§ AIM OF THE EXERCISE
Print out the full material below, exact in every line, with no images included.

### EXCERPTED DATA ###

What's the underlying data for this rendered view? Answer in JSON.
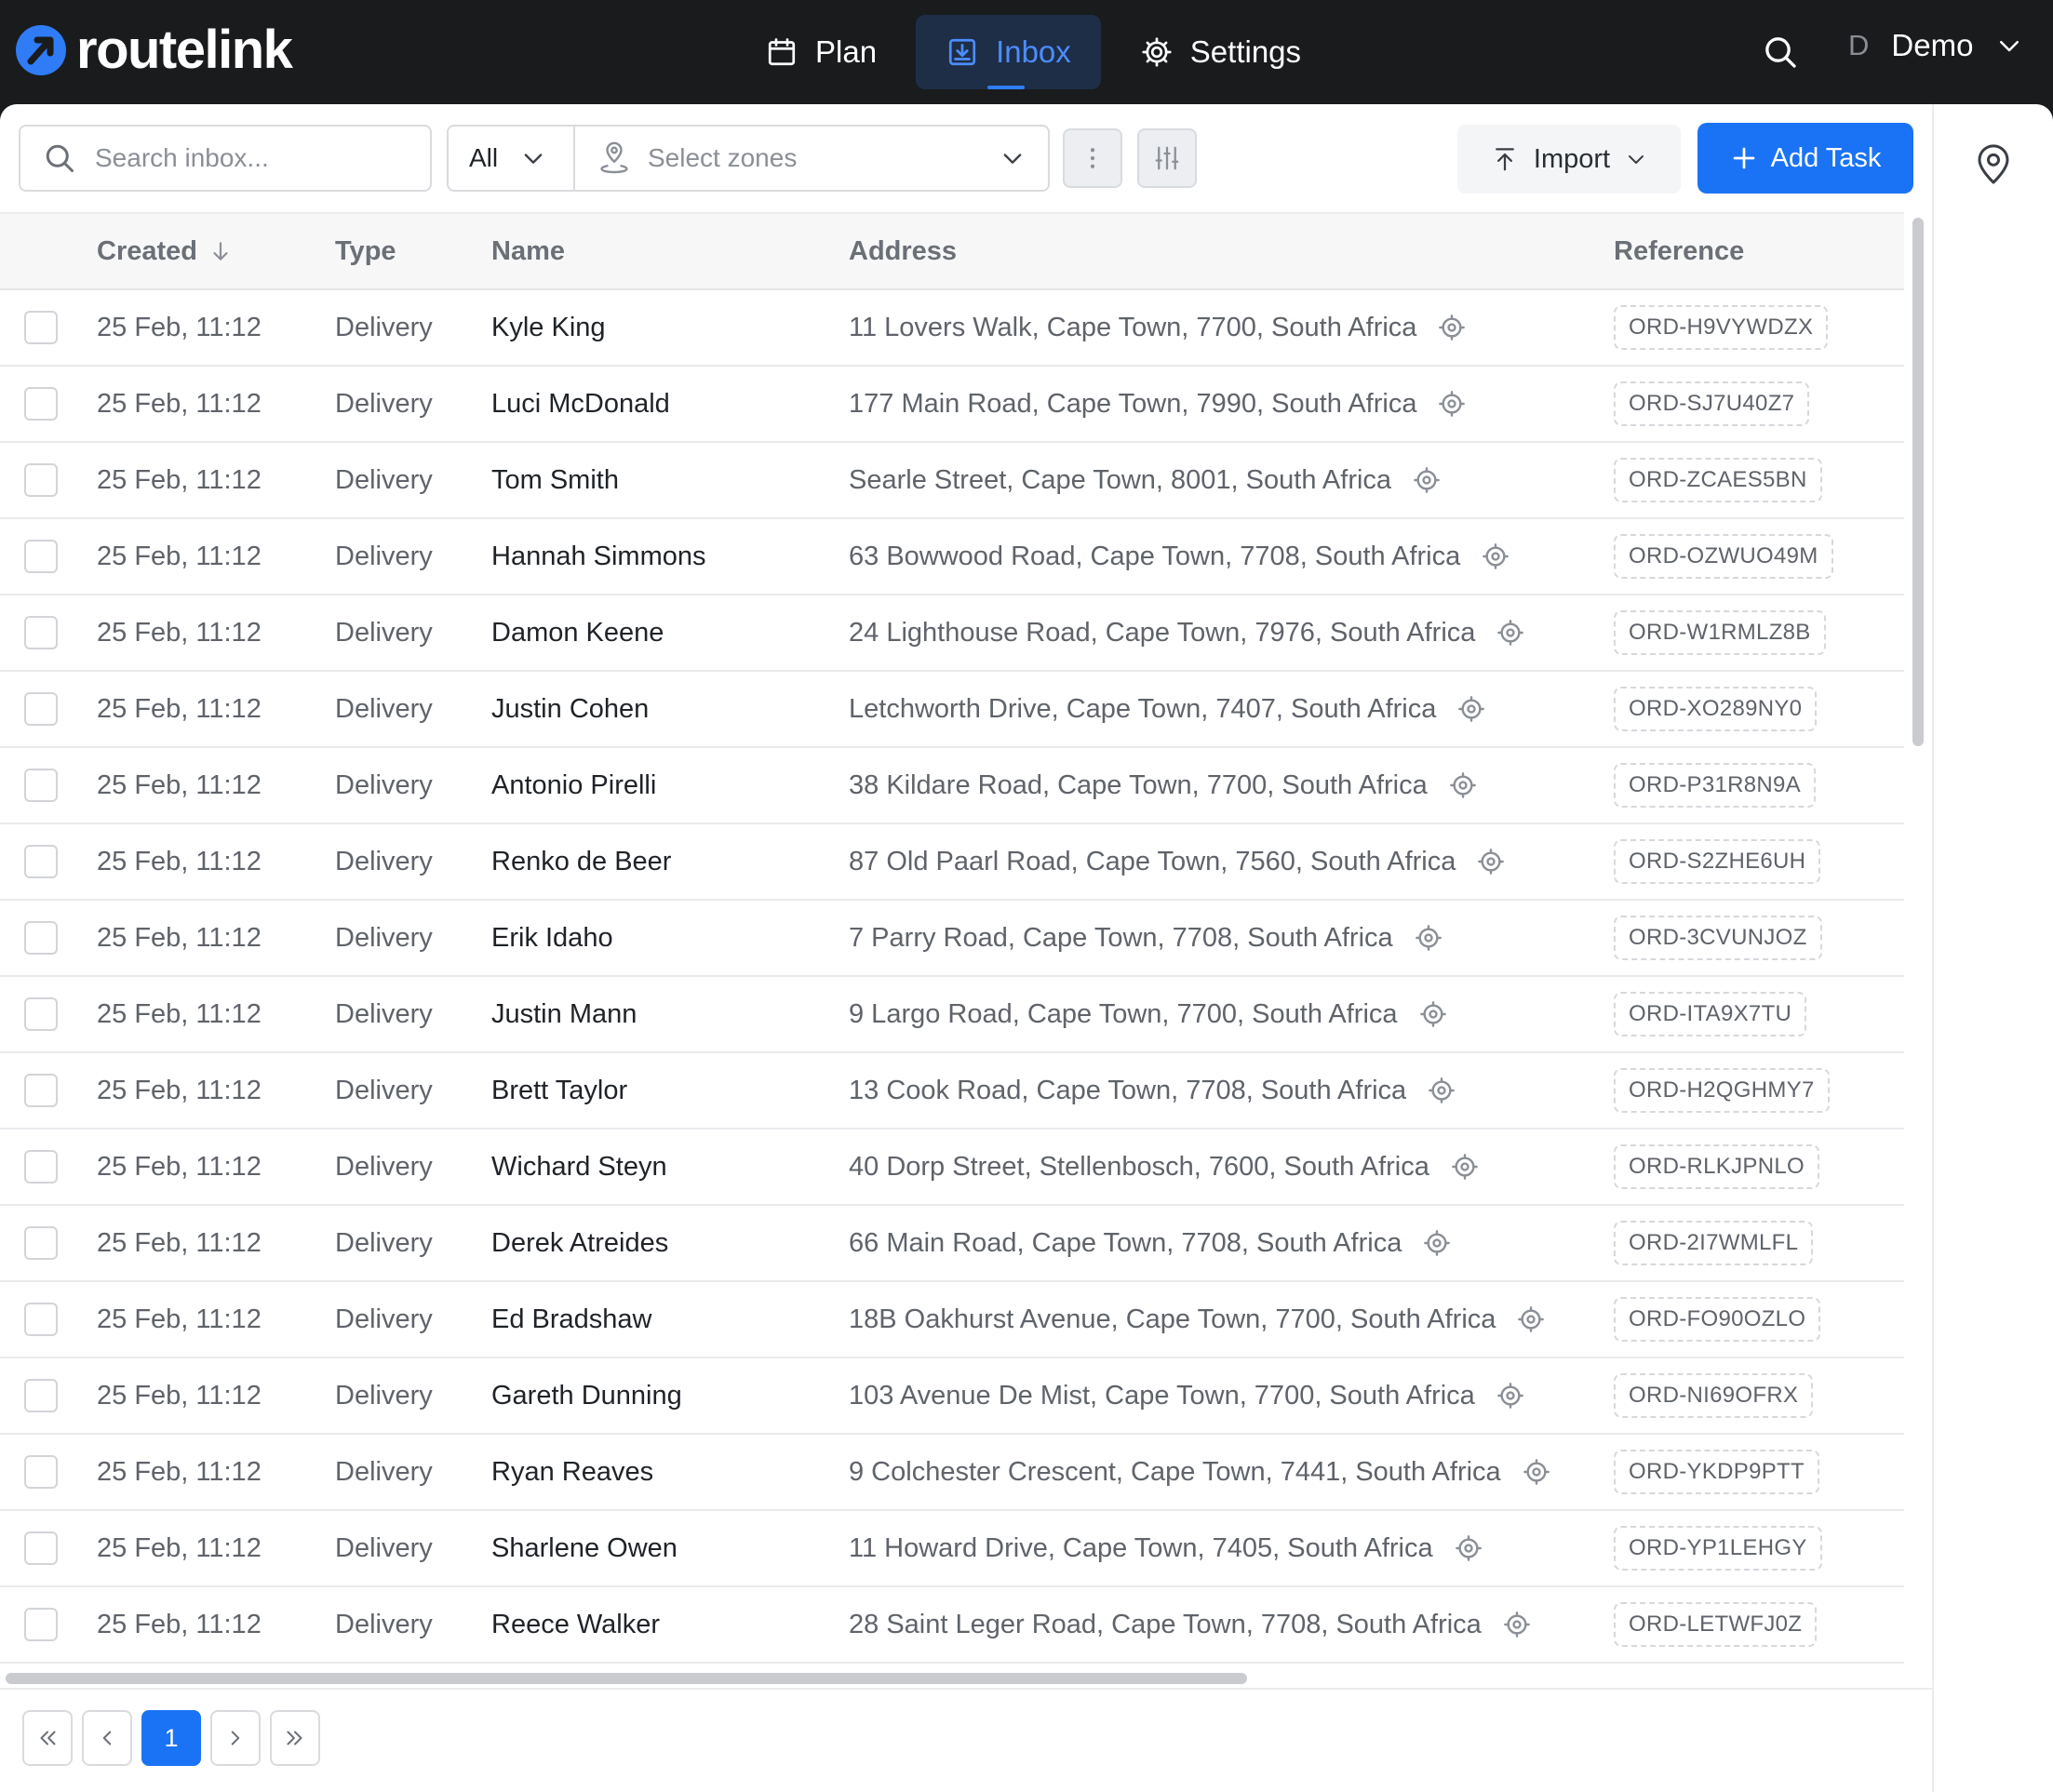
{
  "app": {
    "logo_text": "routelink",
    "nav": [
      {
        "label": "Plan",
        "icon": "calendar-icon",
        "active": false
      },
      {
        "label": "Inbox",
        "icon": "inbox-download-icon",
        "active": true
      },
      {
        "label": "Settings",
        "icon": "gear-icon",
        "active": false
      }
    ],
    "user_initial": "D",
    "user_name": "Demo"
  },
  "toolbar": {
    "search_placeholder": "Search inbox...",
    "type_filter": "All",
    "zones_placeholder": "Select zones",
    "import_label": "Import",
    "add_task_label": "Add Task"
  },
  "table": {
    "columns": {
      "created": "Created",
      "type": "Type",
      "name": "Name",
      "address": "Address",
      "reference": "Reference"
    },
    "sort": {
      "column": "created",
      "direction": "descending"
    },
    "rows": [
      {
        "created": "25 Feb, 11:12",
        "type": "Delivery",
        "name": "Kyle King",
        "address": "11 Lovers Walk, Cape Town, 7700, South Africa",
        "reference": "ORD-H9VYWDZX"
      },
      {
        "created": "25 Feb, 11:12",
        "type": "Delivery",
        "name": "Luci McDonald",
        "address": "177 Main Road, Cape Town, 7990, South Africa",
        "reference": "ORD-SJ7U40Z7"
      },
      {
        "created": "25 Feb, 11:12",
        "type": "Delivery",
        "name": "Tom Smith",
        "address": "Searle Street, Cape Town, 8001, South Africa",
        "reference": "ORD-ZCAES5BN"
      },
      {
        "created": "25 Feb, 11:12",
        "type": "Delivery",
        "name": "Hannah Simmons",
        "address": "63 Bowwood Road, Cape Town, 7708, South Africa",
        "reference": "ORD-OZWUO49M"
      },
      {
        "created": "25 Feb, 11:12",
        "type": "Delivery",
        "name": "Damon Keene",
        "address": "24 Lighthouse Road, Cape Town, 7976, South Africa",
        "reference": "ORD-W1RMLZ8B"
      },
      {
        "created": "25 Feb, 11:12",
        "type": "Delivery",
        "name": "Justin Cohen",
        "address": "Letchworth Drive, Cape Town, 7407, South Africa",
        "reference": "ORD-XO289NY0"
      },
      {
        "created": "25 Feb, 11:12",
        "type": "Delivery",
        "name": "Antonio Pirelli",
        "address": "38 Kildare Road, Cape Town, 7700, South Africa",
        "reference": "ORD-P31R8N9A"
      },
      {
        "created": "25 Feb, 11:12",
        "type": "Delivery",
        "name": "Renko de Beer",
        "address": "87 Old Paarl Road, Cape Town, 7560, South Africa",
        "reference": "ORD-S2ZHE6UH"
      },
      {
        "created": "25 Feb, 11:12",
        "type": "Delivery",
        "name": "Erik Idaho",
        "address": "7 Parry Road, Cape Town, 7708, South Africa",
        "reference": "ORD-3CVUNJOZ"
      },
      {
        "created": "25 Feb, 11:12",
        "type": "Delivery",
        "name": "Justin Mann",
        "address": "9 Largo Road, Cape Town, 7700, South Africa",
        "reference": "ORD-ITA9X7TU"
      },
      {
        "created": "25 Feb, 11:12",
        "type": "Delivery",
        "name": "Brett Taylor",
        "address": "13 Cook Road, Cape Town, 7708, South Africa",
        "reference": "ORD-H2QGHMY7"
      },
      {
        "created": "25 Feb, 11:12",
        "type": "Delivery",
        "name": "Wichard Steyn",
        "address": "40 Dorp Street, Stellenbosch, 7600, South Africa",
        "reference": "ORD-RLKJPNLO"
      },
      {
        "created": "25 Feb, 11:12",
        "type": "Delivery",
        "name": "Derek Atreides",
        "address": "66 Main Road, Cape Town, 7708, South Africa",
        "reference": "ORD-2I7WMLFL"
      },
      {
        "created": "25 Feb, 11:12",
        "type": "Delivery",
        "name": "Ed Bradshaw",
        "address": "18B Oakhurst Avenue, Cape Town, 7700, South Africa",
        "reference": "ORD-FO90OZLO"
      },
      {
        "created": "25 Feb, 11:12",
        "type": "Delivery",
        "name": "Gareth Dunning",
        "address": "103 Avenue De Mist, Cape Town, 7700, South Africa",
        "reference": "ORD-NI69OFRX"
      },
      {
        "created": "25 Feb, 11:12",
        "type": "Delivery",
        "name": "Ryan Reaves",
        "address": "9 Colchester Crescent, Cape Town, 7441, South Africa",
        "reference": "ORD-YKDP9PTT"
      },
      {
        "created": "25 Feb, 11:12",
        "type": "Delivery",
        "name": "Sharlene Owen",
        "address": "11 Howard Drive, Cape Town, 7405, South Africa",
        "reference": "ORD-YP1LEHGY"
      },
      {
        "created": "25 Feb, 11:12",
        "type": "Delivery",
        "name": "Reece Walker",
        "address": "28 Saint Leger Road, Cape Town, 7708, South Africa",
        "reference": "ORD-LETWFJ0Z"
      }
    ]
  },
  "pagination": {
    "current_page": "1"
  },
  "colors": {
    "accent": "#1a73f5",
    "topbar": "#1a1b1d",
    "active_nav_bg": "#1e2e46"
  }
}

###

§ REPLY TO THE TASK
What's the underlying data for this rendered view? Answer in JSON.
{
  "app": {
    "logo_text": "routelink",
    "nav": [
      {
        "label": "Plan",
        "icon": "calendar-icon",
        "active": false
      },
      {
        "label": "Inbox",
        "icon": "inbox-download-icon",
        "active": true
      },
      {
        "label": "Settings",
        "icon": "gear-icon",
        "active": false
      }
    ],
    "user_initial": "D",
    "user_name": "Demo"
  },
  "toolbar": {
    "search_placeholder": "Search inbox...",
    "type_filter": "All",
    "zones_placeholder": "Select zones",
    "import_label": "Import",
    "add_task_label": "Add Task"
  },
  "table": {
    "columns": {
      "created": "Created",
      "type": "Type",
      "name": "Name",
      "address": "Address",
      "reference": "Reference"
    },
    "sort": {
      "column": "created",
      "direction": "descending"
    },
    "rows": [
      {
        "created": "25 Feb, 11:12",
        "type": "Delivery",
        "name": "Kyle King",
        "address": "11 Lovers Walk, Cape Town, 7700, South Africa",
        "reference": "ORD-H9VYWDZX"
      },
      {
        "created": "25 Feb, 11:12",
        "type": "Delivery",
        "name": "Luci McDonald",
        "address": "177 Main Road, Cape Town, 7990, South Africa",
        "reference": "ORD-SJ7U40Z7"
      },
      {
        "created": "25 Feb, 11:12",
        "type": "Delivery",
        "name": "Tom Smith",
        "address": "Searle Street, Cape Town, 8001, South Africa",
        "reference": "ORD-ZCAES5BN"
      },
      {
        "created": "25 Feb, 11:12",
        "type": "Delivery",
        "name": "Hannah Simmons",
        "address": "63 Bowwood Road, Cape Town, 7708, South Africa",
        "reference": "ORD-OZWUO49M"
      },
      {
        "created": "25 Feb, 11:12",
        "type": "Delivery",
        "name": "Damon Keene",
        "address": "24 Lighthouse Road, Cape Town, 7976, South Africa",
        "reference": "ORD-W1RMLZ8B"
      },
      {
        "created": "25 Feb, 11:12",
        "type": "Delivery",
        "name": "Justin Cohen",
        "address": "Letchworth Drive, Cape Town, 7407, South Africa",
        "reference": "ORD-XO289NY0"
      },
      {
        "created": "25 Feb, 11:12",
        "type": "Delivery",
        "name": "Antonio Pirelli",
        "address": "38 Kildare Road, Cape Town, 7700, South Africa",
        "reference": "ORD-P31R8N9A"
      },
      {
        "created": "25 Feb, 11:12",
        "type": "Delivery",
        "name": "Renko de Beer",
        "address": "87 Old Paarl Road, Cape Town, 7560, South Africa",
        "reference": "ORD-S2ZHE6UH"
      },
      {
        "created": "25 Feb, 11:12",
        "type": "Delivery",
        "name": "Erik Idaho",
        "address": "7 Parry Road, Cape Town, 7708, South Africa",
        "reference": "ORD-3CVUNJOZ"
      },
      {
        "created": "25 Feb, 11:12",
        "type": "Delivery",
        "name": "Justin Mann",
        "address": "9 Largo Road, Cape Town, 7700, South Africa",
        "reference": "ORD-ITA9X7TU"
      },
      {
        "created": "25 Feb, 11:12",
        "type": "Delivery",
        "name": "Brett Taylor",
        "address": "13 Cook Road, Cape Town, 7708, South Africa",
        "reference": "ORD-H2QGHMY7"
      },
      {
        "created": "25 Feb, 11:12",
        "type": "Delivery",
        "name": "Wichard Steyn",
        "address": "40 Dorp Street, Stellenbosch, 7600, South Africa",
        "reference": "ORD-RLKJPNLO"
      },
      {
        "created": "25 Feb, 11:12",
        "type": "Delivery",
        "name": "Derek Atreides",
        "address": "66 Main Road, Cape Town, 7708, South Africa",
        "reference": "ORD-2I7WMLFL"
      },
      {
        "created": "25 Feb, 11:12",
        "type": "Delivery",
        "name": "Ed Bradshaw",
        "address": "18B Oakhurst Avenue, Cape Town, 7700, South Africa",
        "reference": "ORD-FO90OZLO"
      },
      {
        "created": "25 Feb, 11:12",
        "type": "Delivery",
        "name": "Gareth Dunning",
        "address": "103 Avenue De Mist, Cape Town, 7700, South Africa",
        "reference": "ORD-NI69OFRX"
      },
      {
        "created": "25 Feb, 11:12",
        "type": "Delivery",
        "name": "Ryan Reaves",
        "address": "9 Colchester Crescent, Cape Town, 7441, South Africa",
        "reference": "ORD-YKDP9PTT"
      },
      {
        "created": "25 Feb, 11:12",
        "type": "Delivery",
        "name": "Sharlene Owen",
        "address": "11 Howard Drive, Cape Town, 7405, South Africa",
        "reference": "ORD-YP1LEHGY"
      },
      {
        "created": "25 Feb, 11:12",
        "type": "Delivery",
        "name": "Reece Walker",
        "address": "28 Saint Leger Road, Cape Town, 7708, South Africa",
        "reference": "ORD-LETWFJ0Z"
      }
    ]
  },
  "pagination": {
    "current_page": "1"
  },
  "colors": {
    "accent": "#1a73f5",
    "topbar": "#1a1b1d",
    "active_nav_bg": "#1e2e46"
  }
}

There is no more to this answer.